(Items from an interface collection)
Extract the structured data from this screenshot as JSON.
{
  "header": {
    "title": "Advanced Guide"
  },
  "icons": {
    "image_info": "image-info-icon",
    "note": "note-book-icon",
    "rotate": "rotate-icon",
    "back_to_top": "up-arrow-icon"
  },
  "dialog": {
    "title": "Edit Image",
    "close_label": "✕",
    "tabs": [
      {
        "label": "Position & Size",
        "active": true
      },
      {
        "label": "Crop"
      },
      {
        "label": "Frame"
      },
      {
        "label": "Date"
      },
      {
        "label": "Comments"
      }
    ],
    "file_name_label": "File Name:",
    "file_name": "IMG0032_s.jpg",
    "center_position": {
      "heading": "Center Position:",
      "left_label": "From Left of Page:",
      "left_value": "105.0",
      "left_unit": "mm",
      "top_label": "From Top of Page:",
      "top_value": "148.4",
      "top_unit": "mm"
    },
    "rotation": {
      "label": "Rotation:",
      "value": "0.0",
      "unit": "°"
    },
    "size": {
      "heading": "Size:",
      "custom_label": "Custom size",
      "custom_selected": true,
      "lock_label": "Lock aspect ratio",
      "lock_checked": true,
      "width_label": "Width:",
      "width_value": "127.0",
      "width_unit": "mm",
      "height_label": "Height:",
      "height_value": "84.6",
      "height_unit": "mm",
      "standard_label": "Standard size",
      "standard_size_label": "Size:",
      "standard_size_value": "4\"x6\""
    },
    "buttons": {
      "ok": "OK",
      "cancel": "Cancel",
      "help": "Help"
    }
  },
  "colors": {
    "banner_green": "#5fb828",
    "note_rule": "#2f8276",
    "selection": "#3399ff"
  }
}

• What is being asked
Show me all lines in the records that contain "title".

• Written answer
    "title": "Advanced Guide"
    "title": "Edit Image",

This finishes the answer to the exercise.